In Sanjuro the same wandering samurai played by Mifune happens to be sleeping in a temple where nine young samurai are meeting to discuss corruption in the clan. Their talk wakes him up and he realizes that they have been tricked into meeting and probably a group of samurai is on the way to kill them. The young men are naive and don't believe this, but when they look outside indeed the temple is being surrounded. Mifune helps them escape and decides they are not smart enough to tackle the corruption alone so he helps out. Tatsuya Nakadai is also the top villain, but not the same characters as in Yojimbo since that one was killed. Sanjuro has some light comedy moments. Some of these comic scenes involve a captive samurai from the other side who is being held prisoner in a closet. From time to time he pops out and gives helpful advice to the nine young samurai. By the end of the movie he is pretty much on the side of the young samurai.

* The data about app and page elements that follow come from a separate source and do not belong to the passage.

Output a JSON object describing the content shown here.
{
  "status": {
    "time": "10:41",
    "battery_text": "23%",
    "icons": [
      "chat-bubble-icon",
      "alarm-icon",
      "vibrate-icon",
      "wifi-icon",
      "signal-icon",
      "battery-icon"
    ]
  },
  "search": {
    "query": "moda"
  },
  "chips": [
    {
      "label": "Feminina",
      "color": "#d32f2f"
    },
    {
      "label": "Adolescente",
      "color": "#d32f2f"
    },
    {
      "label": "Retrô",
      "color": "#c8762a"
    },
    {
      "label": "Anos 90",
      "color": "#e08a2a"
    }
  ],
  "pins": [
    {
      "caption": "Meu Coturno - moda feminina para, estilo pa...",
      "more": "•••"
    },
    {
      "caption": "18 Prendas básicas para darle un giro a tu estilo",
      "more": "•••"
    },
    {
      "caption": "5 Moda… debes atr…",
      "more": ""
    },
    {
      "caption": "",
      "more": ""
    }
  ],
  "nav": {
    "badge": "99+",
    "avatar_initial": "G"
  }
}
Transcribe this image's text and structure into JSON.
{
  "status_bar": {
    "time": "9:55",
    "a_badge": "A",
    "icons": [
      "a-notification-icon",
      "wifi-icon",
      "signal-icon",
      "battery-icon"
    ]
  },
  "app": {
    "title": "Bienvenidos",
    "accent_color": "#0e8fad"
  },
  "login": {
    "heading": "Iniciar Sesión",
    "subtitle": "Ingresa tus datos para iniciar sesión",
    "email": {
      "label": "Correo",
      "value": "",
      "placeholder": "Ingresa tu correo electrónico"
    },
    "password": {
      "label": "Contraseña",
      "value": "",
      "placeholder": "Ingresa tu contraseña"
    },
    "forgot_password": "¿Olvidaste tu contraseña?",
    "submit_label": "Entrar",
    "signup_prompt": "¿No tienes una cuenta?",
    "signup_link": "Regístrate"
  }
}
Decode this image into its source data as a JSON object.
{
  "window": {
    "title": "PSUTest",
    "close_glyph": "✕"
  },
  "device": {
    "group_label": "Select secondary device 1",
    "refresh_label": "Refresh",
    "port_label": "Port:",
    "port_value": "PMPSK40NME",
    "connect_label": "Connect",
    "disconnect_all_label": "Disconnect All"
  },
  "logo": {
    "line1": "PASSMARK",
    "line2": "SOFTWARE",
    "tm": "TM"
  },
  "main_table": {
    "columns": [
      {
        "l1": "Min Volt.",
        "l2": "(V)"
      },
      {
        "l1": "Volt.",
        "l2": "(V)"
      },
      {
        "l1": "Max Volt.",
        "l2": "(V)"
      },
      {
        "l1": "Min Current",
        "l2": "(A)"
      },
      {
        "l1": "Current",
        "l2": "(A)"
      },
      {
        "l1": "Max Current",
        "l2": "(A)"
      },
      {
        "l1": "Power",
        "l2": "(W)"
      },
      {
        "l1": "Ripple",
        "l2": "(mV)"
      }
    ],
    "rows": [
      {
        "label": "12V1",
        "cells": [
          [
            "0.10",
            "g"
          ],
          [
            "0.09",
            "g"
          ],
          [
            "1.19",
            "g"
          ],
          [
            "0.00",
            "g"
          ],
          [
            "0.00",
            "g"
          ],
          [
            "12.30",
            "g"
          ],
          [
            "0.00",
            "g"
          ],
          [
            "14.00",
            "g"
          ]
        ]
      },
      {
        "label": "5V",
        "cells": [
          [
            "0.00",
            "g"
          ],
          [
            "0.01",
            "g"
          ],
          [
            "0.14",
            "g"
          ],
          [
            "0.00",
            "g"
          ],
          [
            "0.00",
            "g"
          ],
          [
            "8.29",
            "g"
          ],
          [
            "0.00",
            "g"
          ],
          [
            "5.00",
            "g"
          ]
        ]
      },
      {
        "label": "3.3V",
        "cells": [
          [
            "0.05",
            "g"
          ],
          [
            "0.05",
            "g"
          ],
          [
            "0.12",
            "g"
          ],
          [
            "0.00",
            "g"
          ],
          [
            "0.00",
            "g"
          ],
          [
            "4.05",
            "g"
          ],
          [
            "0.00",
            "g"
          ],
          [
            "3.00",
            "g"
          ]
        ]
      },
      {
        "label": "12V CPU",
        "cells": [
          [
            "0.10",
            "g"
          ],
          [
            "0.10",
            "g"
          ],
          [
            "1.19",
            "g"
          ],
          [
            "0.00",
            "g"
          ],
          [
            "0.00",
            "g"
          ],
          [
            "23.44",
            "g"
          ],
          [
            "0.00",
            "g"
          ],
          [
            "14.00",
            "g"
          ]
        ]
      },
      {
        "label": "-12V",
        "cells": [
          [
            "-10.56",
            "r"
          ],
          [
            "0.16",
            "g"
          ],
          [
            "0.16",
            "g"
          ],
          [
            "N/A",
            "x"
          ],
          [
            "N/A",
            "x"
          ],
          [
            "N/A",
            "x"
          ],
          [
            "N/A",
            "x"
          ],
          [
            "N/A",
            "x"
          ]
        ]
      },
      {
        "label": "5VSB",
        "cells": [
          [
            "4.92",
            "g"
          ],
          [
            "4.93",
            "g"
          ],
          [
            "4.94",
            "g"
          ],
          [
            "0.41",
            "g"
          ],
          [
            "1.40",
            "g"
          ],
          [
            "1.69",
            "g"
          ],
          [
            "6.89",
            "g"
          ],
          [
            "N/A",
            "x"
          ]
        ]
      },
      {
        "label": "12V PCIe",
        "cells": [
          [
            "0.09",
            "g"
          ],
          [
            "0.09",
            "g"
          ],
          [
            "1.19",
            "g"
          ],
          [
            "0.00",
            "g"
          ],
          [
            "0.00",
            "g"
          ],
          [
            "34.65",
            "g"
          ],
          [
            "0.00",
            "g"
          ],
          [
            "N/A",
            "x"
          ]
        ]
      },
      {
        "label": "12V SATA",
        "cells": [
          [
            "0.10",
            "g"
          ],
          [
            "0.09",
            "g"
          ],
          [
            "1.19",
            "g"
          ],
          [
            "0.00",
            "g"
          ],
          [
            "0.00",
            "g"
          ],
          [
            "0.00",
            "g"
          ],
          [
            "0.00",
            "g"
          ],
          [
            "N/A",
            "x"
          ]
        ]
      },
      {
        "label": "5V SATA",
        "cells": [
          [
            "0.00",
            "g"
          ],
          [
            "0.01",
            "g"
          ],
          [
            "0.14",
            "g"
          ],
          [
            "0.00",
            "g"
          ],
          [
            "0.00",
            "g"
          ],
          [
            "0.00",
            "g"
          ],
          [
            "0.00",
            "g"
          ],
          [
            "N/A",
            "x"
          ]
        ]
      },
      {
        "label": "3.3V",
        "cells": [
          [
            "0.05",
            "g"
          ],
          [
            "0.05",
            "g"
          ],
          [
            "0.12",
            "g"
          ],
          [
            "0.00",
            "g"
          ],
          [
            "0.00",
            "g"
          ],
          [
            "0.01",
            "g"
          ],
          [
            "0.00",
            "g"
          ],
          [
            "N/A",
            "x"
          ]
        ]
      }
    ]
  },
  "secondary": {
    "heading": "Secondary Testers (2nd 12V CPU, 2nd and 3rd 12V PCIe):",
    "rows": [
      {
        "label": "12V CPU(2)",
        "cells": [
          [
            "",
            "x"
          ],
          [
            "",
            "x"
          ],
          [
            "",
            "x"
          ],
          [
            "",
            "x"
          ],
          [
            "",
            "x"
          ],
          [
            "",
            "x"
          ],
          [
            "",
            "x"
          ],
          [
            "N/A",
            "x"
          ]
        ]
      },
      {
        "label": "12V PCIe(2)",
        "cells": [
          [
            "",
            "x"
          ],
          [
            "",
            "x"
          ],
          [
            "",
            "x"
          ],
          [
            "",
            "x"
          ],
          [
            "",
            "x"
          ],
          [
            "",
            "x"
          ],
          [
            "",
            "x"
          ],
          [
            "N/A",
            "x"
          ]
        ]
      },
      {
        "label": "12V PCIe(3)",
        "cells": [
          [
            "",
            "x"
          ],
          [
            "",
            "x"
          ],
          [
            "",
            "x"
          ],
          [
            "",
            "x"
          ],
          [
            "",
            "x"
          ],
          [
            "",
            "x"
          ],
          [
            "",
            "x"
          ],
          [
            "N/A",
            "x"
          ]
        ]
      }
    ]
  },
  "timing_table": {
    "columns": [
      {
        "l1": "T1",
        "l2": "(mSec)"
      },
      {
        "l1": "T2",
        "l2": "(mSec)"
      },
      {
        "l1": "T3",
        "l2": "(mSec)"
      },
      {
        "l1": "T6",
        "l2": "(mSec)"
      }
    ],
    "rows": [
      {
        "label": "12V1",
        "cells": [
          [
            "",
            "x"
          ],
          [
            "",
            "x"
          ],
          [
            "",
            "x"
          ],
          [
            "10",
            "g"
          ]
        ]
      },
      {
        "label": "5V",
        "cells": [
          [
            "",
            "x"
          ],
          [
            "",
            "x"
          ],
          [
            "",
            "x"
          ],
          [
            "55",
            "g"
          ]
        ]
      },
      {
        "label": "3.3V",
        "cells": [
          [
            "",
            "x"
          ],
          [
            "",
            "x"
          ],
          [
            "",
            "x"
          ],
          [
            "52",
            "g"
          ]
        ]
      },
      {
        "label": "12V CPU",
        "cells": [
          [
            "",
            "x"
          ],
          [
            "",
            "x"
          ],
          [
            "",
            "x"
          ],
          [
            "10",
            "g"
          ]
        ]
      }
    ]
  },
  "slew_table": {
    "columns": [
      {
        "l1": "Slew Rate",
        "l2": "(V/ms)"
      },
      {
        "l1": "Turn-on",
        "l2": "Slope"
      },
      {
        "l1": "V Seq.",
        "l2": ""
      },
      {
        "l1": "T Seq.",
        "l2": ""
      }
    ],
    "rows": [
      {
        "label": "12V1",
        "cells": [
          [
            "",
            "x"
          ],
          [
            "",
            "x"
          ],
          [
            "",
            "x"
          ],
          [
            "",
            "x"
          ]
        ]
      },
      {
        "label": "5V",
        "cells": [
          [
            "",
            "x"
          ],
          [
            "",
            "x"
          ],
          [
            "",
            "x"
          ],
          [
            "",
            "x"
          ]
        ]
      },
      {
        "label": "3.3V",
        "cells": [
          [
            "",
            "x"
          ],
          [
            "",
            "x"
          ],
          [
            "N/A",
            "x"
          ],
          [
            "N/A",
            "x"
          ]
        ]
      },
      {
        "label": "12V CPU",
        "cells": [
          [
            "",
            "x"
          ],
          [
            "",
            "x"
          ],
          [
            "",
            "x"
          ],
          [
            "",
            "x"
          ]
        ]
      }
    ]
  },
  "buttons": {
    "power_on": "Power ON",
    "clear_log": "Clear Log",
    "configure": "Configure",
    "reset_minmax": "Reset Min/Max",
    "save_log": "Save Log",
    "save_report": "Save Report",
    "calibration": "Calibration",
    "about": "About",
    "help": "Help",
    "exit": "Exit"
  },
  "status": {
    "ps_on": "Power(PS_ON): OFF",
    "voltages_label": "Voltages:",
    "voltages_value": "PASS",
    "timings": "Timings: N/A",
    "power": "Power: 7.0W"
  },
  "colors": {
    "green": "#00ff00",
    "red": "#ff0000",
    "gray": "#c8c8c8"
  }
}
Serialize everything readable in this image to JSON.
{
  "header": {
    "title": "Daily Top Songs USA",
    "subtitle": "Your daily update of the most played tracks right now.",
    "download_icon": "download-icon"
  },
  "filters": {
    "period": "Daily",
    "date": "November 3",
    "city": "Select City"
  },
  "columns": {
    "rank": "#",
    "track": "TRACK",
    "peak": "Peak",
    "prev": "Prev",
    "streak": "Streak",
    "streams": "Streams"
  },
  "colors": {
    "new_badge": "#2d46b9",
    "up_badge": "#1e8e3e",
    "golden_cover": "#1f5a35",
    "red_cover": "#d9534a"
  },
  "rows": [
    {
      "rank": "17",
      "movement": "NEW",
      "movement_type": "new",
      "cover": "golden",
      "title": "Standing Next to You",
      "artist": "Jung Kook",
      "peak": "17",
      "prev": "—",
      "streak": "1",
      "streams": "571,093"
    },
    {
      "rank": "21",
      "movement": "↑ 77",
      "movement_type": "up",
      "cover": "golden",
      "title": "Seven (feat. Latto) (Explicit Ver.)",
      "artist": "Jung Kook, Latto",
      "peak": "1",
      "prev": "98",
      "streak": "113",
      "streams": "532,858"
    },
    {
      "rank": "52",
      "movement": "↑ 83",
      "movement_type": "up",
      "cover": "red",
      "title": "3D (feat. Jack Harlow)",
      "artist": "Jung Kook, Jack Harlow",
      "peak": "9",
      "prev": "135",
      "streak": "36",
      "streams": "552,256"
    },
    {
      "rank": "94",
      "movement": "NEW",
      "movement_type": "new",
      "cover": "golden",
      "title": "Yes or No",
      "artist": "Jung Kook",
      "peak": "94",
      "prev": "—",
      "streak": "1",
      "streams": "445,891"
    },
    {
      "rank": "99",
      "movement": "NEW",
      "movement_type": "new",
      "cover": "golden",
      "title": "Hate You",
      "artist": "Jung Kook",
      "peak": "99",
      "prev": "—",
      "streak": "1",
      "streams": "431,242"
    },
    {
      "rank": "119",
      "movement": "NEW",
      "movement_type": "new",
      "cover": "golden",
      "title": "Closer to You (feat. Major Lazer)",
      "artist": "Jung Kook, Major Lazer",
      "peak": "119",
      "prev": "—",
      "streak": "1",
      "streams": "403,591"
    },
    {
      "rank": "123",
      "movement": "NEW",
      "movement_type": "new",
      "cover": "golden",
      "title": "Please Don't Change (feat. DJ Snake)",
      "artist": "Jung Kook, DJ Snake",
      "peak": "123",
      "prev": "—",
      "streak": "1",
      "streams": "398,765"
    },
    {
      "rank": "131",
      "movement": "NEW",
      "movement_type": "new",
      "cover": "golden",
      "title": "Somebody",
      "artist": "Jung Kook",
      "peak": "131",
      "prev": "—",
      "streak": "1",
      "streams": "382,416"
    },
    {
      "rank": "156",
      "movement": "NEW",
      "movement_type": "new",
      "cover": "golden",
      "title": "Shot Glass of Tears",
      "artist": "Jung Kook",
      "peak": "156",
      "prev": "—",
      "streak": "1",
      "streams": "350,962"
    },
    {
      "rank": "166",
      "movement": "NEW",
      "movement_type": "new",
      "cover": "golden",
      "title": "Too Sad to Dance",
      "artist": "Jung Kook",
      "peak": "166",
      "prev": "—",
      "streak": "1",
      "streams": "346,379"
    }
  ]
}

The double header of Yojimbo and Sanjuro are among the top samurai films of all time. Criterion has done a good job on remastering these old black and white movies.